### INFORMATION GIVEN ###

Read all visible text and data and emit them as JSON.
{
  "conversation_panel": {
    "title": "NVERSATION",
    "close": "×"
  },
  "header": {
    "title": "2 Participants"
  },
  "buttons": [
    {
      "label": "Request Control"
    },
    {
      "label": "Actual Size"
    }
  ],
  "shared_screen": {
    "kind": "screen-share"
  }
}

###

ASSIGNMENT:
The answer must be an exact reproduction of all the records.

TASK RESULT:
Read all visible text and data and emit them as JSON.
{
  "conversation_panel": {
    "title": "NVERSATION",
    "close": "×"
  },
  "header": {
    "title": "2 Participants"
  },
  "buttons": [
    {
      "label": "Request Control"
    },
    {
      "label": "Actual Size"
    }
  ],
  "shared_screen": {
    "kind": "screen-share"
  }
}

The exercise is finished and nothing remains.